[Dataset rows describing interfaces]
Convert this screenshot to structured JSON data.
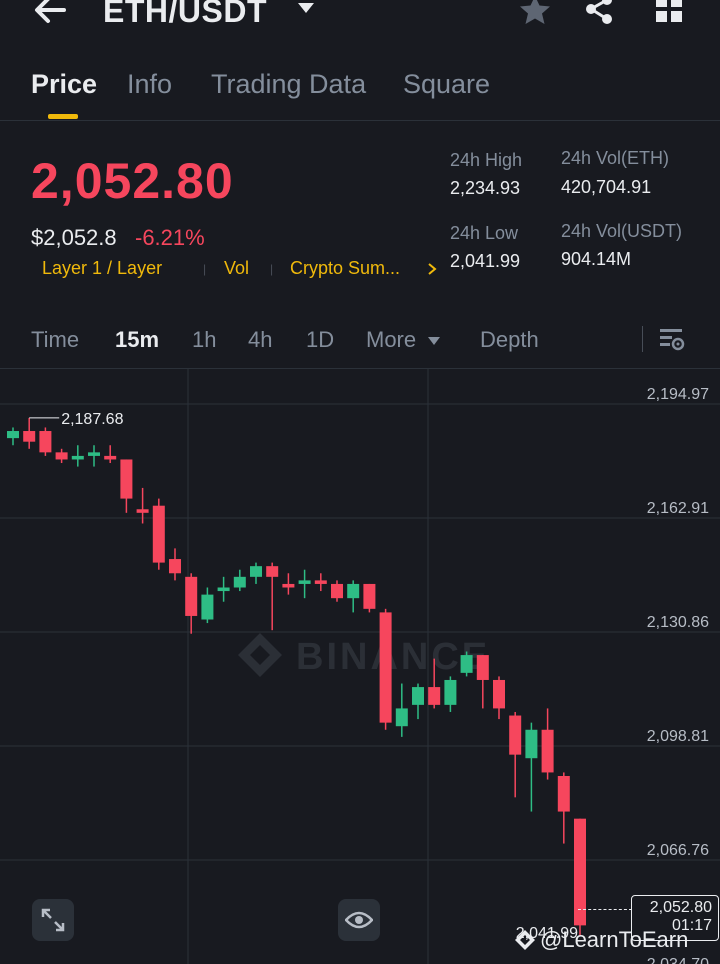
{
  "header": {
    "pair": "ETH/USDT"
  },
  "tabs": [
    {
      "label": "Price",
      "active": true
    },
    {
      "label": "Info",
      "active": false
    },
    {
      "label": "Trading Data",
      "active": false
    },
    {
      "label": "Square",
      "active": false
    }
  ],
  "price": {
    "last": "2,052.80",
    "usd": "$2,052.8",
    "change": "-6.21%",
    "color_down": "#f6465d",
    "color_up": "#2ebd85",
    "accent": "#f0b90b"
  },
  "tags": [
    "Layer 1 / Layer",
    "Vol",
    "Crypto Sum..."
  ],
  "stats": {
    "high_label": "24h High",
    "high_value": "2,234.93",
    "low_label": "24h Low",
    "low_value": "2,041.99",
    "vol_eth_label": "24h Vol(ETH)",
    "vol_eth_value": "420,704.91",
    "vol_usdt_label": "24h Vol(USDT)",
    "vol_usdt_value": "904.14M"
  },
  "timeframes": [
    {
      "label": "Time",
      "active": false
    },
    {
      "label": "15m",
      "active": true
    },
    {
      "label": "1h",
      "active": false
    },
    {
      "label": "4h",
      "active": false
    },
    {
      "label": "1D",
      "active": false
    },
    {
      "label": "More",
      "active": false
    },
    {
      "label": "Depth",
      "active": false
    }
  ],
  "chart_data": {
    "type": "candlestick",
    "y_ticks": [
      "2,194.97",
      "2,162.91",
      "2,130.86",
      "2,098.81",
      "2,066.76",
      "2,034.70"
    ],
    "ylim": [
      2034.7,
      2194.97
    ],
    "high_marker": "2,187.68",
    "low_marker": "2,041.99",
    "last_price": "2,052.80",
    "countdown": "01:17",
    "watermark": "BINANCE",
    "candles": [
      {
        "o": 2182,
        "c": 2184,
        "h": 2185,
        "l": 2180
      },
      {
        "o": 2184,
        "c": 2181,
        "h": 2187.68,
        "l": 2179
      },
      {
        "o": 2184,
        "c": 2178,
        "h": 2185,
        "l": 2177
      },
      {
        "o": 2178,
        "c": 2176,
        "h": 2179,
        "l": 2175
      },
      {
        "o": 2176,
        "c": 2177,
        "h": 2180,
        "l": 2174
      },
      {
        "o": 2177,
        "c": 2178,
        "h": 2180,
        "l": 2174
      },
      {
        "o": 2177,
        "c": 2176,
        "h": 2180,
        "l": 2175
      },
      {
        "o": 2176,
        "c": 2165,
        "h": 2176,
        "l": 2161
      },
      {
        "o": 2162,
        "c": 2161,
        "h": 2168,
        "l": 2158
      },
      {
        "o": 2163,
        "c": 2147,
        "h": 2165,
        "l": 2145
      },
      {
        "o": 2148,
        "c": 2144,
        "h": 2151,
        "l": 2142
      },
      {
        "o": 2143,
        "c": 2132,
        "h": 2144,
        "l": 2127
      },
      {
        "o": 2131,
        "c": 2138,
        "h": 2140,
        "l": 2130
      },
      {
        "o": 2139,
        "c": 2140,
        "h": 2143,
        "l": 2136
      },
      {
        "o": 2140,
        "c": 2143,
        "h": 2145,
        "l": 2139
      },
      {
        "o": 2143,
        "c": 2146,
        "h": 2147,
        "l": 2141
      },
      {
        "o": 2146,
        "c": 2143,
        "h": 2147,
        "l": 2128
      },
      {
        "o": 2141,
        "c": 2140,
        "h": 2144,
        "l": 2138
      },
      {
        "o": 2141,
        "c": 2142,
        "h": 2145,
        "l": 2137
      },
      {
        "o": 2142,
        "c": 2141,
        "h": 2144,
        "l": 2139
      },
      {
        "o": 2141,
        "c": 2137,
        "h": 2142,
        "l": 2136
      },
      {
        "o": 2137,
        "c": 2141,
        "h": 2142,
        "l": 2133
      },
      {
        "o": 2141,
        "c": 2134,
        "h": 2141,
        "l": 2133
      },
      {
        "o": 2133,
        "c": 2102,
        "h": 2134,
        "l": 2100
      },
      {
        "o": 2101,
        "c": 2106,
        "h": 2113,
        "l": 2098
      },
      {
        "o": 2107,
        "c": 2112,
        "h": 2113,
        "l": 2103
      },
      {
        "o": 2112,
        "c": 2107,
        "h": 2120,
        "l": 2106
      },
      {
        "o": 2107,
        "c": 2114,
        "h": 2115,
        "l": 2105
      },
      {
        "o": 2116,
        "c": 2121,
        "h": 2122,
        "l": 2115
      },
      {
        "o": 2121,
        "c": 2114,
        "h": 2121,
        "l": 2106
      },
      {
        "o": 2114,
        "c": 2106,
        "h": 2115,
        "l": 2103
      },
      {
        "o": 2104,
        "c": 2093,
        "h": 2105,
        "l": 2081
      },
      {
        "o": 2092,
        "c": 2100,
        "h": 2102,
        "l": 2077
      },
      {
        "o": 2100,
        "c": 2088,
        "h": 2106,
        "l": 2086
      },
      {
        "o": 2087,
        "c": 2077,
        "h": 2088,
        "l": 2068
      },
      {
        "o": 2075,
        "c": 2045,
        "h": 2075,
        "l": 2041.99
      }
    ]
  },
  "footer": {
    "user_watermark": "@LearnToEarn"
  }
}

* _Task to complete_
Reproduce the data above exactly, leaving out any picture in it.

* _Exercise solution_
Convert this screenshot to structured JSON data.
{
  "header": {
    "pair": "ETH/USDT"
  },
  "tabs": [
    {
      "label": "Price",
      "active": true
    },
    {
      "label": "Info",
      "active": false
    },
    {
      "label": "Trading Data",
      "active": false
    },
    {
      "label": "Square",
      "active": false
    }
  ],
  "price": {
    "last": "2,052.80",
    "usd": "$2,052.8",
    "change": "-6.21%",
    "color_down": "#f6465d",
    "color_up": "#2ebd85",
    "accent": "#f0b90b"
  },
  "tags": [
    "Layer 1 / Layer",
    "Vol",
    "Crypto Sum..."
  ],
  "stats": {
    "high_label": "24h High",
    "high_value": "2,234.93",
    "low_label": "24h Low",
    "low_value": "2,041.99",
    "vol_eth_label": "24h Vol(ETH)",
    "vol_eth_value": "420,704.91",
    "vol_usdt_label": "24h Vol(USDT)",
    "vol_usdt_value": "904.14M"
  },
  "timeframes": [
    {
      "label": "Time",
      "active": false
    },
    {
      "label": "15m",
      "active": true
    },
    {
      "label": "1h",
      "active": false
    },
    {
      "label": "4h",
      "active": false
    },
    {
      "label": "1D",
      "active": false
    },
    {
      "label": "More",
      "active": false
    },
    {
      "label": "Depth",
      "active": false
    }
  ],
  "chart_data": {
    "type": "candlestick",
    "y_ticks": [
      "2,194.97",
      "2,162.91",
      "2,130.86",
      "2,098.81",
      "2,066.76",
      "2,034.70"
    ],
    "ylim": [
      2034.7,
      2194.97
    ],
    "high_marker": "2,187.68",
    "low_marker": "2,041.99",
    "last_price": "2,052.80",
    "countdown": "01:17",
    "watermark": "BINANCE",
    "candles": [
      {
        "o": 2182,
        "c": 2184,
        "h": 2185,
        "l": 2180
      },
      {
        "o": 2184,
        "c": 2181,
        "h": 2187.68,
        "l": 2179
      },
      {
        "o": 2184,
        "c": 2178,
        "h": 2185,
        "l": 2177
      },
      {
        "o": 2178,
        "c": 2176,
        "h": 2179,
        "l": 2175
      },
      {
        "o": 2176,
        "c": 2177,
        "h": 2180,
        "l": 2174
      },
      {
        "o": 2177,
        "c": 2178,
        "h": 2180,
        "l": 2174
      },
      {
        "o": 2177,
        "c": 2176,
        "h": 2180,
        "l": 2175
      },
      {
        "o": 2176,
        "c": 2165,
        "h": 2176,
        "l": 2161
      },
      {
        "o": 2162,
        "c": 2161,
        "h": 2168,
        "l": 2158
      },
      {
        "o": 2163,
        "c": 2147,
        "h": 2165,
        "l": 2145
      },
      {
        "o": 2148,
        "c": 2144,
        "h": 2151,
        "l": 2142
      },
      {
        "o": 2143,
        "c": 2132,
        "h": 2144,
        "l": 2127
      },
      {
        "o": 2131,
        "c": 2138,
        "h": 2140,
        "l": 2130
      },
      {
        "o": 2139,
        "c": 2140,
        "h": 2143,
        "l": 2136
      },
      {
        "o": 2140,
        "c": 2143,
        "h": 2145,
        "l": 2139
      },
      {
        "o": 2143,
        "c": 2146,
        "h": 2147,
        "l": 2141
      },
      {
        "o": 2146,
        "c": 2143,
        "h": 2147,
        "l": 2128
      },
      {
        "o": 2141,
        "c": 2140,
        "h": 2144,
        "l": 2138
      },
      {
        "o": 2141,
        "c": 2142,
        "h": 2145,
        "l": 2137
      },
      {
        "o": 2142,
        "c": 2141,
        "h": 2144,
        "l": 2139
      },
      {
        "o": 2141,
        "c": 2137,
        "h": 2142,
        "l": 2136
      },
      {
        "o": 2137,
        "c": 2141,
        "h": 2142,
        "l": 2133
      },
      {
        "o": 2141,
        "c": 2134,
        "h": 2141,
        "l": 2133
      },
      {
        "o": 2133,
        "c": 2102,
        "h": 2134,
        "l": 2100
      },
      {
        "o": 2101,
        "c": 2106,
        "h": 2113,
        "l": 2098
      },
      {
        "o": 2107,
        "c": 2112,
        "h": 2113,
        "l": 2103
      },
      {
        "o": 2112,
        "c": 2107,
        "h": 2120,
        "l": 2106
      },
      {
        "o": 2107,
        "c": 2114,
        "h": 2115,
        "l": 2105
      },
      {
        "o": 2116,
        "c": 2121,
        "h": 2122,
        "l": 2115
      },
      {
        "o": 2121,
        "c": 2114,
        "h": 2121,
        "l": 2106
      },
      {
        "o": 2114,
        "c": 2106,
        "h": 2115,
        "l": 2103
      },
      {
        "o": 2104,
        "c": 2093,
        "h": 2105,
        "l": 2081
      },
      {
        "o": 2092,
        "c": 2100,
        "h": 2102,
        "l": 2077
      },
      {
        "o": 2100,
        "c": 2088,
        "h": 2106,
        "l": 2086
      },
      {
        "o": 2087,
        "c": 2077,
        "h": 2088,
        "l": 2068
      },
      {
        "o": 2075,
        "c": 2045,
        "h": 2075,
        "l": 2041.99
      }
    ]
  },
  "footer": {
    "user_watermark": "@LearnToEarn"
  }
}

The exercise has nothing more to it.